You can pre-order the book here, the book’s home page is here.

Thrive: How Better Mental Health Care Transforms Lives and Saves Money, by Richard Layard & David M. Clark.

Mental illness is a leading cause of suffering in the modern world. In sheer numbers, it afflicts at least 20 percent of people in developed countries. It reduces life expectancy as much as smoking does, accounts for nearly half of all disability claims, is behind half of all worker sick days, and affects educational achievement and income. There are effective tools for alleviating mental illness, but most sufferers remain untreated or undertreated. What should be done to change this? In Thrive, Richard Layard and David Clark argue for fresh policy approaches to how we think about and deal with mental illness, and they explore effective solutions to its miseries and injustices.

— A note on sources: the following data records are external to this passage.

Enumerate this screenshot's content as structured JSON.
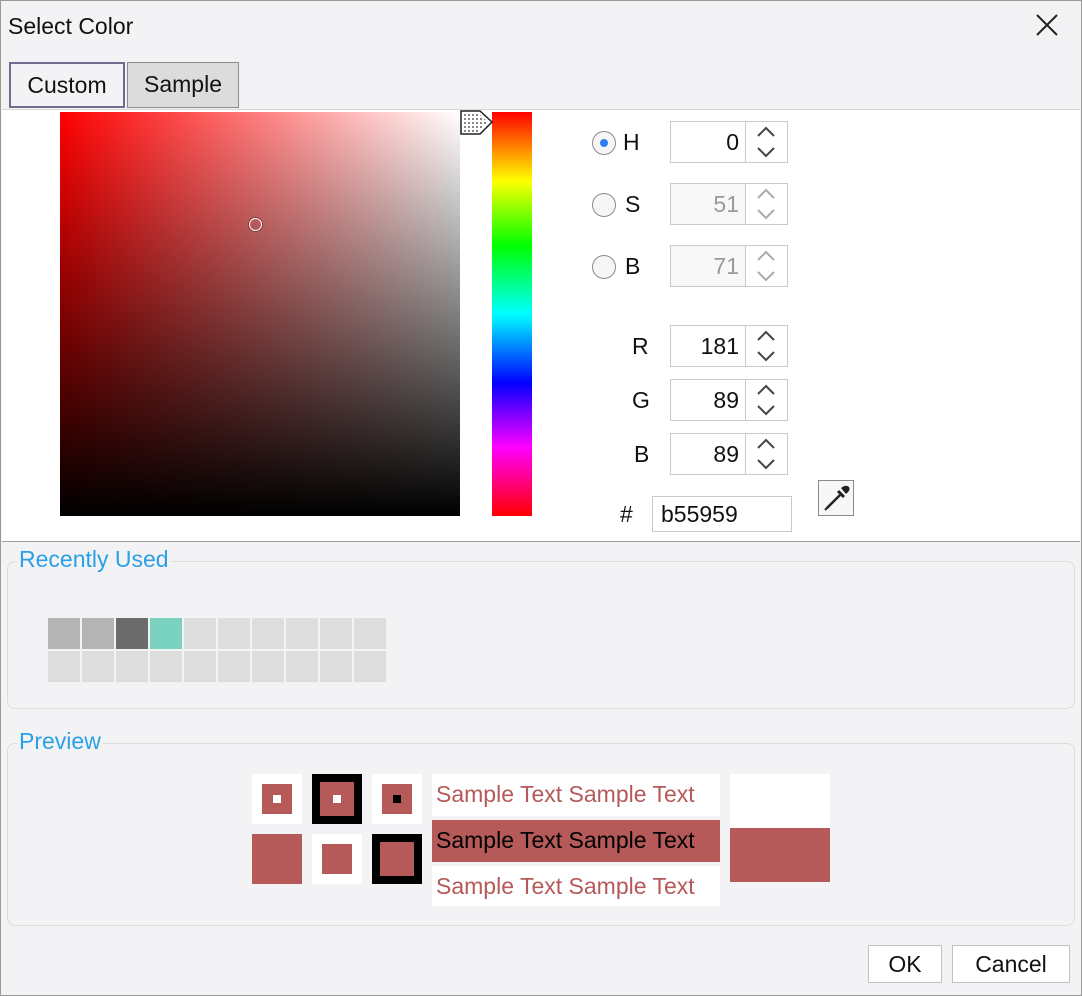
{
  "window": {
    "title": "Select Color"
  },
  "tabs": [
    {
      "label": "Custom"
    },
    {
      "label": "Sample"
    }
  ],
  "fields": {
    "h": {
      "label": "H",
      "value": "0"
    },
    "s": {
      "label": "S",
      "value": "51"
    },
    "b_hsb": {
      "label": "B",
      "value": "71"
    },
    "r": {
      "label": "R",
      "value": "181"
    },
    "g": {
      "label": "G",
      "value": "89"
    },
    "b_rgb": {
      "label": "B",
      "value": "89"
    },
    "hex": {
      "label": "#",
      "value": "b55959"
    }
  },
  "recently_used": {
    "title": "Recently Used",
    "colors": [
      "#b4b4b4",
      "#b4b4b4",
      "#6b6b6b",
      "#78d2be",
      "#dddddd",
      "#dddddd",
      "#dddddd",
      "#dddddd",
      "#dddddd",
      "#dddddd",
      "#dddddd",
      "#dddddd",
      "#dddddd",
      "#dddddd",
      "#dddddd",
      "#dddddd",
      "#dddddd",
      "#dddddd",
      "#dddddd",
      "#dddddd"
    ]
  },
  "preview": {
    "title": "Preview",
    "sample_text": "Sample Text Sample Text",
    "color": "#b55959"
  },
  "buttons": {
    "ok": "OK",
    "cancel": "Cancel"
  }
}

Layard and Clark show that modern psychological therapies are highly effective and could potentially turn around the lives of millions of people at little or no cost. This is because treating psychological problems generates huge savings on physical health care, as well as massive economic savings through more people working. So psychological therapies would effectively pay for themselves, generating potential savings for nations the world over. Layard and Clark describe how various successful psychological treatments have been developed and explain what works best for whom. They also discuss how mental illness can be prevented through better schools and a better society, and the urgency of doing so.

My earlier post on mental illness is here, and so I am not sure I will agree with this book — we will see.   Here is a related recent publication by Layard.

From Around the World in Eighty Days:

Everybody knows that England is the world of betting men, who are of a higher class than mere gamblers; to bet is in the English temperament.  Not only the members of the Reform, but the general public, made heavy wagers for or against Phileas Fogg, who was set down in the betting books as if he were a race-horse.  Bonds were issued, and made their appearance on ‘Change; Phileas Fogg bonds” were offered at par or at a premium, and a great business was done in them.  But five days after the article in the bulletin of the Geographical Society appeared, the demand began to subside: “Phileas Fogg” declined.  They were offered by packages, at first of five, then of ten, until at last nobody would take less than twenty, fifty, a hundred!

Lord Albemarle, an elderly paralytic gentleman, was now the only advocate of Phileas Fogg left.

I should add that it is quite easy to read this novel as a critique of the “death of distance” view, and other forms of hyperbole about globalization.

*From the Earth to the Moon*

by on June 2, 2015 at 8:04 am in Books, History, Science | Permalink

I read this 1865 Jules Verne book lately and very much enjoyed it.  It’s a poke at scientific rationalists and project-happy obsessives, and humorous throughout.  It mocks those who wish to bet on ideas, compares the American and French versions of excess grandiosity, and asks in subtle ways what are the limits of progress.  It reminded me of John Gray far more than I had been expecting.  And it’s about an America with no NIMBY, where everyone wants the projects right in their backyard.  The space program in fact sets off a rivalry between Texas and Florida to house the first moon shot…and it is to be done with a very large gun.

Definitely recommended, here is the book’s Wikipedia page.